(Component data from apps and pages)
Segment Open

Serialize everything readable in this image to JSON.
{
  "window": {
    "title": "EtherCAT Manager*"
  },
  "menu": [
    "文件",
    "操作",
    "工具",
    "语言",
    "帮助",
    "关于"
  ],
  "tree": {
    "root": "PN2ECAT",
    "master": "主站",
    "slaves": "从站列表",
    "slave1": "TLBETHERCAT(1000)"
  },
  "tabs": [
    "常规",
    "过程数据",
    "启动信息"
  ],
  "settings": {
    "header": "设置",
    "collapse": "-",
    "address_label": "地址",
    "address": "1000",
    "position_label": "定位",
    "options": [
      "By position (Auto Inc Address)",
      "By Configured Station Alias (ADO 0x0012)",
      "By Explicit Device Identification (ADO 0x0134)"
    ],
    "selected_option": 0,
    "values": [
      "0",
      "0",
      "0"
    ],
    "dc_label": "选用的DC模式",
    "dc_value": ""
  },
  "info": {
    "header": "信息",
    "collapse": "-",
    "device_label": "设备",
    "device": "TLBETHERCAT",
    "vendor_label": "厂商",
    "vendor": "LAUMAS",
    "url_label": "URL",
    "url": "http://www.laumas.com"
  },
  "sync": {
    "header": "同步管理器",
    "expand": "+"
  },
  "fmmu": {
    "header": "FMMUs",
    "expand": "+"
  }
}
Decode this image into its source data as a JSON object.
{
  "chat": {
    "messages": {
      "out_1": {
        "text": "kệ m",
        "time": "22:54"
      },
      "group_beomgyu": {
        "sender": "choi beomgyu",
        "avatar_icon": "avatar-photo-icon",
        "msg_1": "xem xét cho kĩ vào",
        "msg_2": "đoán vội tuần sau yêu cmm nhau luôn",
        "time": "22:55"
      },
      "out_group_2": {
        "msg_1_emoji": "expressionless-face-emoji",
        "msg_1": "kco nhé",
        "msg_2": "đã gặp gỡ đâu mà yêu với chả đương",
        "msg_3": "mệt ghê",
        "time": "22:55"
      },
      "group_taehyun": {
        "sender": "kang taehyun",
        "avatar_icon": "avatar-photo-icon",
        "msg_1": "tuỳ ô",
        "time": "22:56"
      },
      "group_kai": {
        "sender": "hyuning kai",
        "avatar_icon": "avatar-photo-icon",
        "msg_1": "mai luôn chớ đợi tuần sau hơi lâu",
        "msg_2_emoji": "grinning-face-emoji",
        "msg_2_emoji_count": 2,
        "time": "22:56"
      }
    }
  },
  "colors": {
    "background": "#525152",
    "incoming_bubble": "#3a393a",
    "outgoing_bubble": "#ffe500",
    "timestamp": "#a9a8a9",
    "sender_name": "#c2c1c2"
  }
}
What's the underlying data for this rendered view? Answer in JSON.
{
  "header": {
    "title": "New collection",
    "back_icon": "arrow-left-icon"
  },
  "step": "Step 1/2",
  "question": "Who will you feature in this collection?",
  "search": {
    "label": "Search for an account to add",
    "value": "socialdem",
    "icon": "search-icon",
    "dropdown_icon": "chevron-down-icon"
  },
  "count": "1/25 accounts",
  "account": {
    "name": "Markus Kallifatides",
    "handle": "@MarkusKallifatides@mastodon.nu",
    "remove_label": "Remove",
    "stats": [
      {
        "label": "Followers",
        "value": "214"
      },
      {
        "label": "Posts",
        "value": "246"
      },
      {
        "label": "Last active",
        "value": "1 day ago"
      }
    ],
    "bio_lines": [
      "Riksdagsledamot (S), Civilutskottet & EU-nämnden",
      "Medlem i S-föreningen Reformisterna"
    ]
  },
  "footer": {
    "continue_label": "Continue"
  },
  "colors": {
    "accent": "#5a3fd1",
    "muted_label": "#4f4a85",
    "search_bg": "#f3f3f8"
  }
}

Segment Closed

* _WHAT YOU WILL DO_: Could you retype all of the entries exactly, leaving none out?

* _SOLUTION TO THE PROBLEM_:
Serialize everything readable in this image to JSON.
{
  "window": {
    "title": "EtherCAT Manager*"
  },
  "menu": [
    "文件",
    "操作",
    "工具",
    "语言",
    "帮助",
    "关于"
  ],
  "tree": {
    "root": "PN2ECAT",
    "master": "主站",
    "slaves": "从站列表",
    "slave1": "TLBETHERCAT(1000)"
  },
  "tabs": [
    "常规",
    "过程数据",
    "启动信息"
  ],
  "settings": {
    "header": "设置",
    "collapse": "-",
    "address_label": "地址",
    "address": "1000",
    "position_label": "定位",
    "options": [
      "By position (Auto Inc Address)",
      "By Configured Station Alias (ADO 0x0012)",
      "By Explicit Device Identification (ADO 0x0134)"
    ],
    "selected_option": 0,
    "values": [
      "0",
      "0",
      "0"
    ],
    "dc_label": "选用的DC模式",
    "dc_value": ""
  },
  "info": {
    "header": "信息",
    "collapse": "-",
    "device_label": "设备",
    "device": "TLBETHERCAT",
    "vendor_label": "厂商",
    "vendor": "LAUMAS",
    "url_label": "URL",
    "url": "http://www.laumas.com"
  },
  "sync": {
    "header": "同步管理器",
    "expand": "+"
  },
  "fmmu": {
    "header": "FMMUs",
    "expand": "+"
  }
}
Decode this image into its source data as a JSON object.
{
  "chat": {
    "messages": {
      "out_1": {
        "text": "kệ m",
        "time": "22:54"
      },
      "group_beomgyu": {
        "sender": "choi beomgyu",
        "avatar_icon": "avatar-photo-icon",
        "msg_1": "xem xét cho kĩ vào",
        "msg_2": "đoán vội tuần sau yêu cmm nhau luôn",
        "time": "22:55"
      },
      "out_group_2": {
        "msg_1_emoji": "expressionless-face-emoji",
        "msg_1": "kco nhé",
        "msg_2": "đã gặp gỡ đâu mà yêu với chả đương",
        "msg_3": "mệt ghê",
        "time": "22:55"
      },
      "group_taehyun": {
        "sender": "kang taehyun",
        "avatar_icon": "avatar-photo-icon",
        "msg_1": "tuỳ ô",
        "time": "22:56"
      },
      "group_kai": {
        "sender": "hyuning kai",
        "avatar_icon": "avatar-photo-icon",
        "msg_1": "mai luôn chớ đợi tuần sau hơi lâu",
        "msg_2_emoji": "grinning-face-emoji",
        "msg_2_emoji_count": 2,
        "time": "22:56"
      }
    }
  },
  "colors": {
    "background": "#525152",
    "incoming_bubble": "#3a393a",
    "outgoing_bubble": "#ffe500",
    "timestamp": "#a9a8a9",
    "sender_name": "#c2c1c2"
  }
}
What's the underlying data for this rendered view? Answer in JSON.
{
  "header": {
    "title": "New collection",
    "back_icon": "arrow-left-icon"
  },
  "step": "Step 1/2",
  "question": "Who will you feature in this collection?",
  "search": {
    "label": "Search for an account to add",
    "value": "socialdem",
    "icon": "search-icon",
    "dropdown_icon": "chevron-down-icon"
  },
  "count": "1/25 accounts",
  "account": {
    "name": "Markus Kallifatides",
    "handle": "@MarkusKallifatides@mastodon.nu",
    "remove_label": "Remove",
    "stats": [
      {
        "label": "Followers",
        "value": "214"
      },
      {
        "label": "Posts",
        "value": "246"
      },
      {
        "label": "Last active",
        "value": "1 day ago"
      }
    ],
    "bio_lines": [
      "Riksdagsledamot (S), Civilutskottet & EU-nämnden",
      "Medlem i S-föreningen Reformisterna"
    ]
  },
  "footer": {
    "continue_label": "Continue"
  },
  "colors": {
    "accent": "#5a3fd1",
    "muted_label": "#4f4a85",
    "search_bg": "#f3f3f8"
  }
}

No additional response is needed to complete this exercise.